Islamic State to make a stand in Falluja, face Mosul uprising: Iraqi general

BAGHDAD (Reuters) - A top Iraqi general said the army may permit Islamic State militants to flee the offensive on Falluja, but he expected most of them would fight to the end and predicted they faced an internal uprising in the northern city of Mosul.

Troops recaptured Falluja’s municipal building on Friday, although the ultra-hardline militants are still holed up in several districts and have left many streets and buildings laced with explosives.

The military has made quick progress in the city, an hour’s drive from Baghdad, prompting the exodus of more than 68,000 residents.

Asked if government forces would allow militants a path out of the city to avoid intense clashes in built-up areas that could kill remaining civilians and destroy infrastructure, General Talib Shaghati Mshari al-Kenani said they would try.

“But the Daesh terrorists in Falluja will detonate suicide bombs to kill innocent Iraqis, believing they will enter heaven by doing so,” he told Reuters in an interview on Thursday, using an Arabic acronym for Islamic State.

Kenani, who heads the Joint Operations Command waging Iraq’s war against Islamic State in coordination with a U.S.-led coalition, was speaking at his Baghdad office inside a compound guarded by black-clad special forces commandos.

In previous offensives, Iraqi forces have often left a way out for the insurgents to escape, but after losing nearly half the Iraqi territory they seized in 2014 and major transit routes including to neighboring Syria, their options are narrowing.

Government troops launched a major operation with coalition air support on May 23 to retake Falluja, a bastion of the Sunni Muslim insurgency against U.S. forces that toppled Saddam Hussein, a Sunni, in 2003, and later Shi’ite-led governments.

The participation of Iranian-backed Shi’ite militias alongside the Iraqi army raised fears of sectarian killings, and authorities are already investigating allegations that militiamen executed dozens of Sunni men fleeing the city.

Kenani said the military plan for operations inside Falluja proper did not include a role for the militias, grouped under a government umbrella called the Hashid Shaabi.

He said the Hashid would likely not be needed either in the campaign for the Islamic State stronghold of Mosul, a predominately Sunni city which Prime Minister Haider al-Abadi has pledged to retake this year.

“The tribal Hashid, local police and volunteers from the Sunni areas occupied by Daesh will help to hold land.
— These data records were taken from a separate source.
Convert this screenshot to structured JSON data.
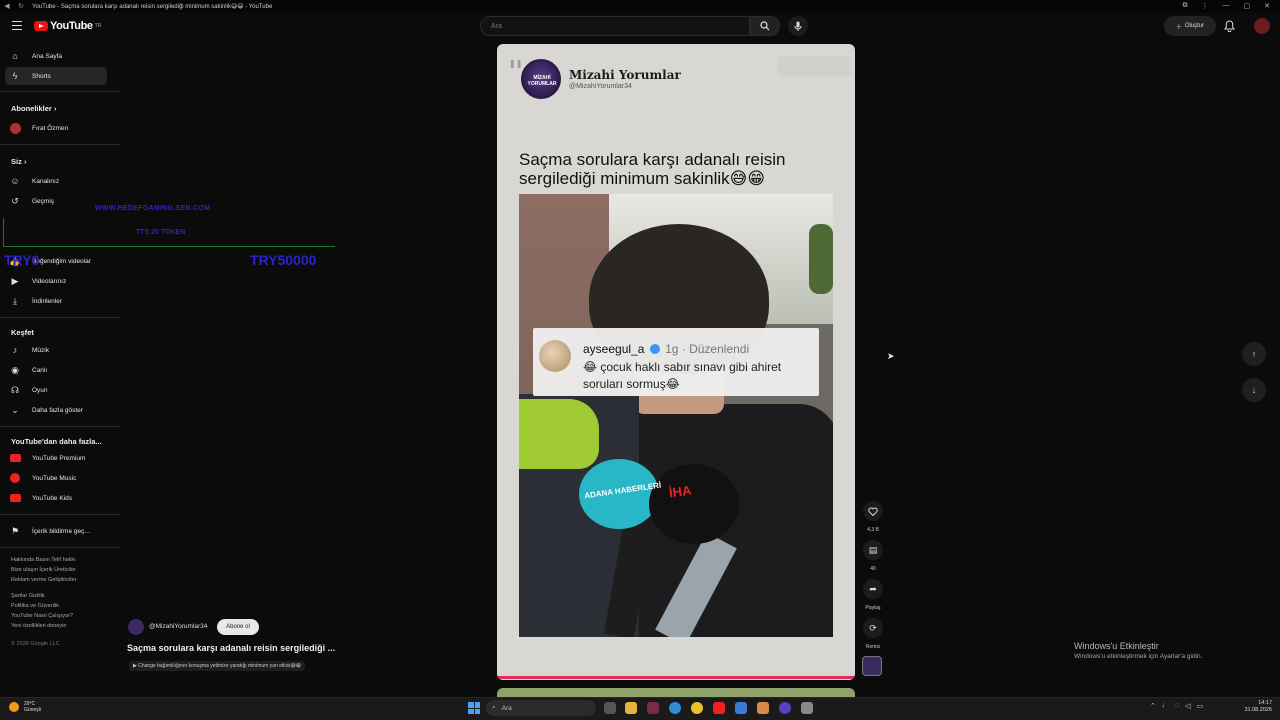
{
  "browser": {
    "tab_title": "YouTube - Saçma sorulara karşı adanalı reisin sergilediği minimum sakinlik😅😁 - YouTube"
  },
  "header": {
    "logo_text": "YouTube",
    "logo_sup": "TR",
    "search_placeholder": "Ara",
    "create_label": "Oluştur"
  },
  "sidebar": {
    "home": "Ana Sayfa",
    "shorts": "Shorts",
    "subs_heading": "Abonelikler",
    "sub_channel": "Fırat Özmen",
    "you_heading": "Siz",
    "your_channel": "Kanalınız",
    "history": "Geçmiş",
    "liked": "Beğendiğim videolar",
    "your_videos": "Videolarınız",
    "downloads": "İndirilenler",
    "explore_heading": "Keşfet",
    "music": "Müzik",
    "live": "Canlı",
    "gaming": "Oyun",
    "show_more": "Daha fazla göster",
    "more_heading": "YouTube'dan daha fazla...",
    "premium": "YouTube Premium",
    "yt_music": "YouTube Music",
    "kids": "YouTube Kids",
    "report": "İçerik bildirme geç...",
    "footer1": "Hakkında  Basın  Telif hakkı",
    "footer2": "Bize ulaşın  İçerik Üreticiler",
    "footer3": "Reklam verme  Geliştiriciler",
    "footer4": "Şartlar  Gizlilik",
    "footer5": "Politika ve Güvenlik",
    "footer6": "YouTube Nasıl Çalışıyor?",
    "footer7": "Yeni özellikleri deneyin",
    "copyright": "© 2026 Google LLC"
  },
  "stream_overlay": {
    "line1": "WWW.HEDEFGAMING.SEN.COM",
    "line2": "TTS 20 TOKEN",
    "left_amount": "TRY0",
    "right_amount": "TRY50000"
  },
  "short": {
    "channel_name": "Mizahi Yorumlar",
    "channel_handle": "@MizahiYorumlar34",
    "avatar_text": "MİZAHİ YORUMLAR",
    "headline": "Saçma sorulara karşı adanalı reisin sergilediği minimum sakinlik😅😁",
    "comment_user": "ayseegul_a",
    "comment_meta": "1g · Düzenlendi",
    "comment_text": "😂 çocuk haklı sabır sınavı gibi ahiret soruları sormuş😂",
    "mic_label_1": "ADANA HABERLERİ",
    "mic_label_2": "İHA"
  },
  "actions": {
    "likes": "4,3 B",
    "comments": "40",
    "share": "Paylaş",
    "remix": "Remix"
  },
  "video_meta": {
    "handle": "@MizahiYorumlar34",
    "subscribe": "Abone ol",
    "title": "Saçma sorulara karşı adanalı reisin sergilediği ...",
    "music": "▶ Change bağımlılığının konuşma yetimize yaratığı minimum yan etkisi😅😁"
  },
  "windows": {
    "activate_title": "Windows'u Etkinleştir",
    "activate_sub": "Windows'u etkinleştirmek için Ayarlar'a gidin.",
    "weather_temp": "29°C",
    "weather_desc": "Güneşli",
    "search": "Ara",
    "time": "14:17",
    "date": "31.08.2026"
  },
  "colors": {
    "brand_red": "#ff0000",
    "progress": "#e52d5d",
    "overlay_blue": "#2d23c8"
  }
}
No need for additional forces from outside the area,” he said, in an apparent reference to Shi’ite militiamen.


Falluja is seen as a launchpad for recent Islamic State (IS) bombings in the capital, making the offensive a crucial part of the government’s campaign to improve security, though U.S. allies would prefer to concentrate on Mosul.

The army is pushing about 60 kilometers (40 miles) south of Mosul towards Qayara, where an airfield could serve as a staging ground for the future offensive, but progress has been faltering.

Kenani said the military had information that residents inside Mosul, estimated at more than one million, were preparing to rise up against the insurgents and was in contact with them to synchronize such action with an external military assault.

“Cooperation and coordination with Mosul residents will contribute in a big way to the armed forces in liberating the city from Daesh,” he said, but gave no details.

Groups inside Mosul have reportedly scrawled anti-Islamic State graffiti in public places and attacked militants at checkpoints, but there have not been widespread acts of resistance.

Kenani, who is also commander of Iraq’s elite counter-terrorism service (CTS) which has spearheaded battles against Islamic State for more than two years, said he expected special forces to remain in the vanguard against pockets of Islamist militants once the government regains control.

“These sorts of operations which happen in densely populated areas don’t require regular armed forces but rather special operations units which are small and adaptable.”

The roughly 10,000 members of CTS, established a decade ago with support from the U.S. forces, are considered the best-trained and -equipped fighters in Iraq.

Kenani said they would be needed for the foreseeable future.

Reporting By Stephen Kalin